[Web page and app entries]
________________

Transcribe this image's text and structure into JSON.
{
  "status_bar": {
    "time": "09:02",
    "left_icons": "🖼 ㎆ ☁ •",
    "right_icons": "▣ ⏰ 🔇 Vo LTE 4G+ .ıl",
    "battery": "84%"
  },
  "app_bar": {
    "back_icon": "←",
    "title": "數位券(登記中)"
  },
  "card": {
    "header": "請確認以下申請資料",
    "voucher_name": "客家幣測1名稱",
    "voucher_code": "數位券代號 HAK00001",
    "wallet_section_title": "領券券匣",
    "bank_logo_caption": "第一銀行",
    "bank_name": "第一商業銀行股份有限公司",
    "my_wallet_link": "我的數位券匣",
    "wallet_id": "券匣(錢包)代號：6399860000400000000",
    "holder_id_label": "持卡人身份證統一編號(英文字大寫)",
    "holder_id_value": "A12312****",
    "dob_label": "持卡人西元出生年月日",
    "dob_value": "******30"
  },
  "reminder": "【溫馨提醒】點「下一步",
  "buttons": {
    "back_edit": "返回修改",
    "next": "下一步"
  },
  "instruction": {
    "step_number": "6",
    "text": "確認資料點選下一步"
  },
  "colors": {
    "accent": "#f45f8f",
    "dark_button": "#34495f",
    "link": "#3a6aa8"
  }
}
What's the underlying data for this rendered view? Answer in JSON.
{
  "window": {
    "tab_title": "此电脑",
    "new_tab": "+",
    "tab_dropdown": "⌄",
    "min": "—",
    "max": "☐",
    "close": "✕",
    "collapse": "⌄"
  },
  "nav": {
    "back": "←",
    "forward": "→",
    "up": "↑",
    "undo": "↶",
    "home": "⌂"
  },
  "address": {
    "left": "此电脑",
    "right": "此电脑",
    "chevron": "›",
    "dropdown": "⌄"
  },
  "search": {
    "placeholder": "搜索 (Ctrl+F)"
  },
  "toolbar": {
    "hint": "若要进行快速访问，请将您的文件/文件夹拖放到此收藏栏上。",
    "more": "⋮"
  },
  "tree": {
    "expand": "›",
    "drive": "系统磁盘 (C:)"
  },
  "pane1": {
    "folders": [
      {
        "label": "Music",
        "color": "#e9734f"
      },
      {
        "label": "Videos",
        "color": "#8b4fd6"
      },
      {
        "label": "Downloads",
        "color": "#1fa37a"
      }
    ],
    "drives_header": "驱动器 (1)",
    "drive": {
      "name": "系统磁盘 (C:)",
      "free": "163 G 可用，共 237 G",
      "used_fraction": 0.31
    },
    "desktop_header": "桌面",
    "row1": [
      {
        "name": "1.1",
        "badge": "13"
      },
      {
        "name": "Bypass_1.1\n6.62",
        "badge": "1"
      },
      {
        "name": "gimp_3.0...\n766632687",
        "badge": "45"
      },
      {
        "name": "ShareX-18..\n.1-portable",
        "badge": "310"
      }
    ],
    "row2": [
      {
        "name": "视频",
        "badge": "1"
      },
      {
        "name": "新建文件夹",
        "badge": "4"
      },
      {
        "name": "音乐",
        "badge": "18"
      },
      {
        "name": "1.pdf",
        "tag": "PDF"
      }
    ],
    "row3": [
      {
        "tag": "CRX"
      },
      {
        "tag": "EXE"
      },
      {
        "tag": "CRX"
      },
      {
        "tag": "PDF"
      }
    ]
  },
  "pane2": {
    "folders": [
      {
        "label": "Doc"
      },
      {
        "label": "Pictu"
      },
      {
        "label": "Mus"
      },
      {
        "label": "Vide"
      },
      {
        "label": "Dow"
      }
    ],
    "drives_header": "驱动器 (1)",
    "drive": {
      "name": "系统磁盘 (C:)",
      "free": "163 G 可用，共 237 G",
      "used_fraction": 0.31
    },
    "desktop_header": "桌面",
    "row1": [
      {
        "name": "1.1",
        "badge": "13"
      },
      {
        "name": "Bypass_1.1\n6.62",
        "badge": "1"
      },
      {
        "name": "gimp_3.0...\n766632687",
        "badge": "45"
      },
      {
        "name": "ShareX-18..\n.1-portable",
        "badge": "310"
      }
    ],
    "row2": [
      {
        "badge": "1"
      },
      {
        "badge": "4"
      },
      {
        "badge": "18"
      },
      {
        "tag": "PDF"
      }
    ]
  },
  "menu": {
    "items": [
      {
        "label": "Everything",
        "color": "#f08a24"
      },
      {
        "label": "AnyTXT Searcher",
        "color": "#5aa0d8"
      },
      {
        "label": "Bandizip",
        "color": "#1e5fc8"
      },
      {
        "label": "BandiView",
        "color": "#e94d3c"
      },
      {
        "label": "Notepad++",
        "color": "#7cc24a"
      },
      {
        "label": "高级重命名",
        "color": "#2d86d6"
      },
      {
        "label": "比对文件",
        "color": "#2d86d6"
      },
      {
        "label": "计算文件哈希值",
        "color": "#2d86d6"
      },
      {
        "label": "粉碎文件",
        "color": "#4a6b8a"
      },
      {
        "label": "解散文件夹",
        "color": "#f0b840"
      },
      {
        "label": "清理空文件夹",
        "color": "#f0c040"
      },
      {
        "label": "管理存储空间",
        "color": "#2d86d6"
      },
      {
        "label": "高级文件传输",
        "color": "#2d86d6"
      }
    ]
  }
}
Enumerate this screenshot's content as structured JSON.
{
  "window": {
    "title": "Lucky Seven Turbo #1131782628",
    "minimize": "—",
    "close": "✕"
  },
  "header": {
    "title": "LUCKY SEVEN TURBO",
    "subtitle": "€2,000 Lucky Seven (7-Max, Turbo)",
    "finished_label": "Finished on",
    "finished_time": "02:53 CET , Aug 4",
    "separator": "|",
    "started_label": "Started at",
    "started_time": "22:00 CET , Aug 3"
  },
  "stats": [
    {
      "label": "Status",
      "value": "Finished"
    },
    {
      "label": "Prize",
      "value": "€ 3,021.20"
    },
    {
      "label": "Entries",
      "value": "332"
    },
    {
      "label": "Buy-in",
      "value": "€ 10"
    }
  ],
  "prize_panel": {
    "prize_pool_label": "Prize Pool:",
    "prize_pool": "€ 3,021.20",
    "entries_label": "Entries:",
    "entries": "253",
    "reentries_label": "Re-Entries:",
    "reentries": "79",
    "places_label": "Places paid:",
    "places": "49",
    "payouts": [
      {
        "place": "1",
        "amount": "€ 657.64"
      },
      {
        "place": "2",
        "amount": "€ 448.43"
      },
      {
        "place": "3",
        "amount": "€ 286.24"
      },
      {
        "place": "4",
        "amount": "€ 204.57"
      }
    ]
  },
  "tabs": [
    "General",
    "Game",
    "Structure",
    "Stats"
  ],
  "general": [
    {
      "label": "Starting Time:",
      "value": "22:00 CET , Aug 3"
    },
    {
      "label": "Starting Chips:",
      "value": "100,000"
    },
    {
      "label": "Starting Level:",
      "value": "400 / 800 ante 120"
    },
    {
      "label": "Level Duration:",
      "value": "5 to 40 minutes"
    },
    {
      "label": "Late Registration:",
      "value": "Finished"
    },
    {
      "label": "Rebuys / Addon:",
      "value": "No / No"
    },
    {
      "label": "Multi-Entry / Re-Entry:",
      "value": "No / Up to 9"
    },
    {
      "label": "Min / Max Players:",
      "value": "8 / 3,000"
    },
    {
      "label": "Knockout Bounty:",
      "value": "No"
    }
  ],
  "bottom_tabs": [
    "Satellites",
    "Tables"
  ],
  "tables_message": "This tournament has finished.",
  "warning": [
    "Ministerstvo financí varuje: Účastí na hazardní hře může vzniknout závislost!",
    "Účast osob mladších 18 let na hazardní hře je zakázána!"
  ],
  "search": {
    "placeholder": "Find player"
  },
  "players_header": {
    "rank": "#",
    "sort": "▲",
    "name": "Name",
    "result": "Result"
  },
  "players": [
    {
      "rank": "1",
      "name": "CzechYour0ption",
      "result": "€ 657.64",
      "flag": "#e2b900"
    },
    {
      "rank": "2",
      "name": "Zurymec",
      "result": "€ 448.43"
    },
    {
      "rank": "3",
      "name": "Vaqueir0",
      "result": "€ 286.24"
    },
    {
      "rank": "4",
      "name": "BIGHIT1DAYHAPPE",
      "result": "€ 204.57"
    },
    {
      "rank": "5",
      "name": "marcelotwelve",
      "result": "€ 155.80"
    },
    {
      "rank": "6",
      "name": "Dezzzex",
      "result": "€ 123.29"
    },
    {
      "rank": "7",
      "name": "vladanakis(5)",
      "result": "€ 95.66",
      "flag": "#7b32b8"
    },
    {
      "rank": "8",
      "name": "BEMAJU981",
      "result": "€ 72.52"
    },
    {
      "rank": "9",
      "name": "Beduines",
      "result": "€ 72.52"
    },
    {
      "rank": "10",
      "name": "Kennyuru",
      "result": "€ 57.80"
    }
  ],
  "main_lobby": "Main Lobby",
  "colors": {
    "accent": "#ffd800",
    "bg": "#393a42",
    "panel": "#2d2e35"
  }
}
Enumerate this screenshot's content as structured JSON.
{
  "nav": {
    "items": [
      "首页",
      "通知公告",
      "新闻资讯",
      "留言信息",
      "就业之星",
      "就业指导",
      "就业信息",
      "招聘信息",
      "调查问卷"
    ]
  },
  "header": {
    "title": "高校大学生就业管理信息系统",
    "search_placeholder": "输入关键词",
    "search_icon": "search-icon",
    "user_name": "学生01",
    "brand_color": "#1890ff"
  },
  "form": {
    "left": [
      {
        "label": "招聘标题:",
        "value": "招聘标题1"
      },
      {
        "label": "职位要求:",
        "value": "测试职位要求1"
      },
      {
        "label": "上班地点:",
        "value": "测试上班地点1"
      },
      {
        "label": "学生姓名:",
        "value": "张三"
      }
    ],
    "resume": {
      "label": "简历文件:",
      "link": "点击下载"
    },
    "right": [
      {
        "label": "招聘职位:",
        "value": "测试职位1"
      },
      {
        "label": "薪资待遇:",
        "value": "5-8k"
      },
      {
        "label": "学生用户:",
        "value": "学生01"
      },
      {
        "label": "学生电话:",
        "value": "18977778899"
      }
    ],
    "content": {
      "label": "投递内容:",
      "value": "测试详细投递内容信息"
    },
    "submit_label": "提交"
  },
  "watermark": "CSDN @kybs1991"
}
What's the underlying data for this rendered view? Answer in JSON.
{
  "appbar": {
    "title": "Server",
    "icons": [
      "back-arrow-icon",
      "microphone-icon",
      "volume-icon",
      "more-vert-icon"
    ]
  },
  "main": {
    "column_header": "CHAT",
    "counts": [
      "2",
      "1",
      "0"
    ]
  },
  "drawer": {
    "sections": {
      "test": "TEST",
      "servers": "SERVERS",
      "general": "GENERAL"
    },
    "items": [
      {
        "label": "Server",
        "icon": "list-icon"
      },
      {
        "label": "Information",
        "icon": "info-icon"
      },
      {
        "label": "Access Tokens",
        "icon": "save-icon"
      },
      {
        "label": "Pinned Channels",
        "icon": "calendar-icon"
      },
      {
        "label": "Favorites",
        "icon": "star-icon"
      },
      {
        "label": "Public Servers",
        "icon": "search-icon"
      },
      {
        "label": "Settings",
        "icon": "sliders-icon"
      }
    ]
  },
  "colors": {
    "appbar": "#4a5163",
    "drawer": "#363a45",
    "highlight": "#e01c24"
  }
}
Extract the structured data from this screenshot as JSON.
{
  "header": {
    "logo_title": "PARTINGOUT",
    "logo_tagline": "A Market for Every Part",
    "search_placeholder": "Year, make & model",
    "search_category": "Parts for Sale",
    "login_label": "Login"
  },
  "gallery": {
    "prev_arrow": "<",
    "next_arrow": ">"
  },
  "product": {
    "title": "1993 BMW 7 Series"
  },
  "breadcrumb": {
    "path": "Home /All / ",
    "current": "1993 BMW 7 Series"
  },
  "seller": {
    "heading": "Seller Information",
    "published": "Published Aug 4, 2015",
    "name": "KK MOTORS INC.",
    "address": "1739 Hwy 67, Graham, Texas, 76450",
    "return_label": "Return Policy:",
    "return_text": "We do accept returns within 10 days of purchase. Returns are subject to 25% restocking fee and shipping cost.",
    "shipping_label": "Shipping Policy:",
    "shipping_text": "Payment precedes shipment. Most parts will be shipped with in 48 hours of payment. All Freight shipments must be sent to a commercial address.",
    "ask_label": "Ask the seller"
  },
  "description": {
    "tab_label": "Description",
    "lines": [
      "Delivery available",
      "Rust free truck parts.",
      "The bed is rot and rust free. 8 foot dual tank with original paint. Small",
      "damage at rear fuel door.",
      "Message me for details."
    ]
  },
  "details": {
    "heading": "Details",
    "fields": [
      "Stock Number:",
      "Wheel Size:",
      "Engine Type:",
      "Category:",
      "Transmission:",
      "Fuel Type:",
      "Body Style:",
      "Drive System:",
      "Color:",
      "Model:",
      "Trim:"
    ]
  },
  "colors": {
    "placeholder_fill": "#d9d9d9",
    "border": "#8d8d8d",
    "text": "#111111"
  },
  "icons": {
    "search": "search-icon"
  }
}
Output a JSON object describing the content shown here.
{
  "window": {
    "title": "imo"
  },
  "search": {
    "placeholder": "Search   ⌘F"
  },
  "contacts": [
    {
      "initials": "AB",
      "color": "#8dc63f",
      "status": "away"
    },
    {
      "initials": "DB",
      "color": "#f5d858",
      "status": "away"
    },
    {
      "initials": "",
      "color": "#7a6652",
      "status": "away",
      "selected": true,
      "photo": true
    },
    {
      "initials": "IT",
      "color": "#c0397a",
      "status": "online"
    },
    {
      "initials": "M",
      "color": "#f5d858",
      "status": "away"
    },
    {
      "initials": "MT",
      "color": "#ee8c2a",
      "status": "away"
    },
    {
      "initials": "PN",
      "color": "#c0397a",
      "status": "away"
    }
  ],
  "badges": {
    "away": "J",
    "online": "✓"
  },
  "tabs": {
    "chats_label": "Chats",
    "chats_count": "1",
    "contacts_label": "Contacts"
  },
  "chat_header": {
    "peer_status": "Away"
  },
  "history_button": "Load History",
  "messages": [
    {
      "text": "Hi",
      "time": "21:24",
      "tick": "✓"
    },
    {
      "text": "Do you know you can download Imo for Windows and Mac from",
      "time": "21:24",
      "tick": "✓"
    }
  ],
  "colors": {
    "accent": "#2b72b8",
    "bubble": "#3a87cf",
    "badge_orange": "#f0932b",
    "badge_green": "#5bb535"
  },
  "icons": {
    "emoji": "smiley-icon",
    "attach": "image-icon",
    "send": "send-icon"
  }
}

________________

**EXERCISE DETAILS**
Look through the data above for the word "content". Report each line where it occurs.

**ANSWER TO THE PROBLEM**
Enumerate this screenshot's content as structured JSON.
Enumerate this screenshot's content as structured JSON.
    "content": {
Output a JSON object describing the content shown here.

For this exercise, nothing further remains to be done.